Social media can provide valuable real-time data on migration, with new research using datasets from Facebook's advertising platform to uncover trends and migrant numbers.
With the ongoing debate around immigration, 'hard' research evidence on migrant numbers and trends is crucial – but there are still huge limitations on available data for measuring migration. There is no consistency in the definition or quality of European migration data, with countries separately collecting data using different systems and designs.
"Especially for migration there is a lack of quality and quantity in data. Social media can give a much faster picture of migration, as we can get data right up to the minute," explains Francesco Rampazzo, PhD student at the ESRC Centre for Population Change and the Max Planck Institute for Demographic Research. He leads an ongoing research project using Facebook data to provide a clearer picture of the numbers of migrants in the UK.
When it comes to robust and reliable migration data, population surveys and census data are the safe and obvious sources – but these are 'snapshots' of the situation at a particular point. Social media, however, can provide an ongoing data stream. Although Facebook doesn't reflect the whole population of a country – and therefore isn't a representative source of data – it's attractive as a data source as it's updated in real time, with several ways of filtering information.
Rampazzo is focusing on anonymised grouped data from Facebook to estimate the amount of people migrating from other European countries to the UK, based on the change in the location that they specify. The aim is to create the first longitudinal geolocated dataset from Facebook’s advertising platform (which provides data to advertisers), through a weekly data collection that started in December 2017 and carries on till the end of his PhD (October 2020).

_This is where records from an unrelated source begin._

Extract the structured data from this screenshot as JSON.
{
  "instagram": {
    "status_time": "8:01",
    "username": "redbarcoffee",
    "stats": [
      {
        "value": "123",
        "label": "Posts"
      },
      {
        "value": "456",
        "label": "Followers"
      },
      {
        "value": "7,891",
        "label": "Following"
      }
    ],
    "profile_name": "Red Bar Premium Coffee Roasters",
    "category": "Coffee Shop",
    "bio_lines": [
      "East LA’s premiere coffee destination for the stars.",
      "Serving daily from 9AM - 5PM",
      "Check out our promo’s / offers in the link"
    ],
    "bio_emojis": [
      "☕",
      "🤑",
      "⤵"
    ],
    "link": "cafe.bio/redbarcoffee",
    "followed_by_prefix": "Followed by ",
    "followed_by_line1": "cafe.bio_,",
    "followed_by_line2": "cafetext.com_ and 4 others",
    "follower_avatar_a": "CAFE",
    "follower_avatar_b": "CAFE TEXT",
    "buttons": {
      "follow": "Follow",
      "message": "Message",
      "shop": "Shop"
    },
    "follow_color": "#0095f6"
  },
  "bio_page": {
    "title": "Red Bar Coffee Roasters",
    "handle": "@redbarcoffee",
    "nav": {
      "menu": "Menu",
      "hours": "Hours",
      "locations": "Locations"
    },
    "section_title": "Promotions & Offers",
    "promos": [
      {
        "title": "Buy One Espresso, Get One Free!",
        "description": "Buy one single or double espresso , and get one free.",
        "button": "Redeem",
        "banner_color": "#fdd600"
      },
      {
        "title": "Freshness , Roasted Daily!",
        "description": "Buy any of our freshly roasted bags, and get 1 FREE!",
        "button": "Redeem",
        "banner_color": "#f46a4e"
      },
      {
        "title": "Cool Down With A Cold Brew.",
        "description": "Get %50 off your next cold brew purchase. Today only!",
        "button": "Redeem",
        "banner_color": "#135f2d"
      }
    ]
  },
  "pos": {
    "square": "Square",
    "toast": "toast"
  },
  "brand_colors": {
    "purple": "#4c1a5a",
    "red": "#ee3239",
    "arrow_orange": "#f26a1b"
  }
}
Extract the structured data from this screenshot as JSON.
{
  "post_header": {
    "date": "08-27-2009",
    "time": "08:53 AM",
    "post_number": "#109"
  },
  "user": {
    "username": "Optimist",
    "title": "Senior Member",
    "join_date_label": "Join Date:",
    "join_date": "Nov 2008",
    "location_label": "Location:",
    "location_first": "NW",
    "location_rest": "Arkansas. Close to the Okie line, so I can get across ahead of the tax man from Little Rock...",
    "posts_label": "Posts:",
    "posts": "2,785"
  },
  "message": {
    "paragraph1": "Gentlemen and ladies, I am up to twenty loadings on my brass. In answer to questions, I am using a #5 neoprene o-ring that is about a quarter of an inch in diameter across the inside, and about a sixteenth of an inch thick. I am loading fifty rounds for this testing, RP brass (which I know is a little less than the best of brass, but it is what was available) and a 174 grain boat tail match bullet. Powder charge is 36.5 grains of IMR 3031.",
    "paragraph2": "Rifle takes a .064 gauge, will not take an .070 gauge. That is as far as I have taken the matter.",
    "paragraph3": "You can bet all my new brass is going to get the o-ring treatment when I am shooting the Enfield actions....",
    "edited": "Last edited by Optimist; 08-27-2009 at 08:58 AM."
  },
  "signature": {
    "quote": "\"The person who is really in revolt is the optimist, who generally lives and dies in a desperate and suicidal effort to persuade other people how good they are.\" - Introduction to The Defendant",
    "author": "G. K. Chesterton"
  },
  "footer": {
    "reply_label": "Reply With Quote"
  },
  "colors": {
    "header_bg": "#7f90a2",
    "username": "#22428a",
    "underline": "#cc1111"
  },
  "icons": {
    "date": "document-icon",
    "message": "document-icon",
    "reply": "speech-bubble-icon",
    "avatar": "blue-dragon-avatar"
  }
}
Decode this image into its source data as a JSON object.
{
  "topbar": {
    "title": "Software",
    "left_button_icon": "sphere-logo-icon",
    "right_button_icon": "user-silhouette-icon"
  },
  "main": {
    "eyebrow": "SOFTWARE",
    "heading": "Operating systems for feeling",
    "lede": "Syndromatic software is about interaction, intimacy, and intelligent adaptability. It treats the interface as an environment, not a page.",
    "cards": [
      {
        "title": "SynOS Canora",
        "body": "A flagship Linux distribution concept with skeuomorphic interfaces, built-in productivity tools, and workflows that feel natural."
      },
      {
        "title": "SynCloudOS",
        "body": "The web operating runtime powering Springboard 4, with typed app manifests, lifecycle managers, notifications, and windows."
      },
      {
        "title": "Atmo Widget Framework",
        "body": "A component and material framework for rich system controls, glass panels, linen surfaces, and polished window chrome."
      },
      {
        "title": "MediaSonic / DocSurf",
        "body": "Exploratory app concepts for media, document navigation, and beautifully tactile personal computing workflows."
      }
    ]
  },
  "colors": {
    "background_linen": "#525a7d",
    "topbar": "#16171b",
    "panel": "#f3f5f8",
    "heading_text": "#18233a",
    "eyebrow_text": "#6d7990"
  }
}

Using so-called 'digital trace data' from social media can potentially be a gold mine for demographic research in sheer quantity and detail; the Facebook ad platform has even been called 'a new digital census' by researchers. "I think it's something that is becoming more accepted in academia," Rampazzo says. "I believe it's pioneering in this research to use Google search, Twitter and other internet data to estimate population trends. But it's still in its infant stage – it's becoming more accepted, but we have to dig into the quality of the data."
Assessing the quality of the data from social media can be challenging. How does the data stack up against traditional census data in terms of bias? Is it collected or processed in a sufficiently similar way to make it possible to compare with census data?
"We get biased information from social media, but there's also bias in traditional sources. So we need try to understand and identify data bias in social media, and then complement with traditional data where the bias is already known and can be taken into account," says Rampazzo.
Early findings suggest that the Facebook data can provide a valid picture of migration trends. "Our preliminary results from Facebook are promising, showing proportions close to estimates from the Office for National Statistics. We believe that this is an encouraging and new direction for future work – not just in the UK, but at a global level."